New Delhi: The Central Electricity Authority (CEA) will ask Vedanta Resources Plc-controlled Bharat Aluminium Co. Ltd (Balco) to submit a report on the chimney collapse at its project in Korba, Chhattisgarh.
The accident on Wednesday has so far claimed 18 lives, according to a Balco statement.
Chinese power generation equipment maker Shandong Electric Power Construction Corp. (Sepco) was awarded the engineering, procurement and construction contract for the 1,200MW power project. Sepco had, in turn, outsourced the chimney construction work to New Delhi-based Gannon Dunkerley and Co. Ltd.
“This is a private sector project and we will ask for a report from Balco,” said Rakesh Nath, chairman, CEA, India’s apex power sector planning body.
Balco’s chief executive Gunjan Gupta blamed heavy rains and lightning at Korba but said in the statement that the specific reasons for this incident would be known only after an inquiry.
It was unclear if any of those missing were still alive after the Wednesday accident. Rescuers are using cranes and saws to clear the mound of rubble consisting of big chunks of concrete slabs and twisted steel, said Vishwa Ranjan, director general of police in Chhattisgarh.
The CEA decision on Thursday follows a judicial inquiry ordered by Chhattisgarh chief minister Raman Singh, who has also asked for filing a first information report with the police against the Balco management.
Questions emailed to billionaire Anil Agarwal’s Vedanta Resources, Sepco and Gannon Dunkerley on Thursday remained unanswered.
Questions have been already asked about Chinese power generation equipment manufacturers in India. Mint reported on 16 October about a CEA audit of Chinese equipment, raising questions about the operation and maintenance of such equipment, the lack of a quality plan and the insufficient number of Chinese engineers at site locations.
Several Indian power project developers have placed orders with Chinese firms such as Dongfang Electric Corp. Ltd, Shanghai Electric Power Co. Ltd and Harbin Power Equipment Co. Ltd, on account of the inability of local manufacturers to meet growing demand for equipment in India.
The CEA survey was conducted at the behest of state-owned Bharat Heavy Electricals Ltd, which competes with Chinese firms.

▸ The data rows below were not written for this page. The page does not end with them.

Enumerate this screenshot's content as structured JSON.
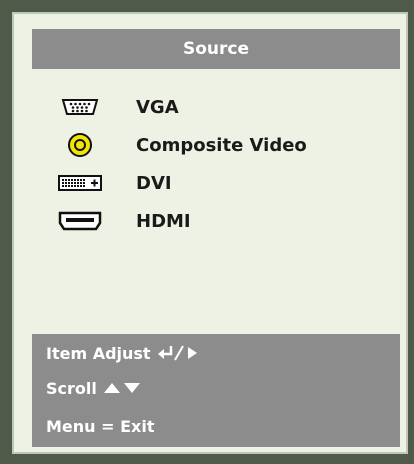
{
  "title": "Source",
  "sources": [
    {
      "label": "VGA",
      "icon": "vga-port-icon"
    },
    {
      "label": "Composite Video",
      "icon": "composite-rca-icon"
    },
    {
      "label": "DVI",
      "icon": "dvi-port-icon"
    },
    {
      "label": "HDMI",
      "icon": "hdmi-port-icon"
    }
  ],
  "help": {
    "item_adjust": "Item Adjust",
    "scroll": "Scroll",
    "menu_exit": "Menu = Exit"
  },
  "colors": {
    "panel_gray": "#8c8c8c",
    "background": "#eef2e4",
    "composite_yellow": "#f2e600"
  }
}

Some power plants that have used Chinese equipment have run into trouble. For instance, a turbine supplied by Dongfang Electric for the West Bengal Power Development Corp. Ltd’s 300MW Sagardighi project failed.
However, analysts don’t agree with these concerns. “I do not see this development as a threat to Chinese equipment manufacturers. We rather need the Chinese till we ramp up domestic manufacturing capacities,” said Madanagopal R., an equity research analyst at Mumbai-based Centrum Broking Pvt. Ltd.
PTI and AP contributed to this story.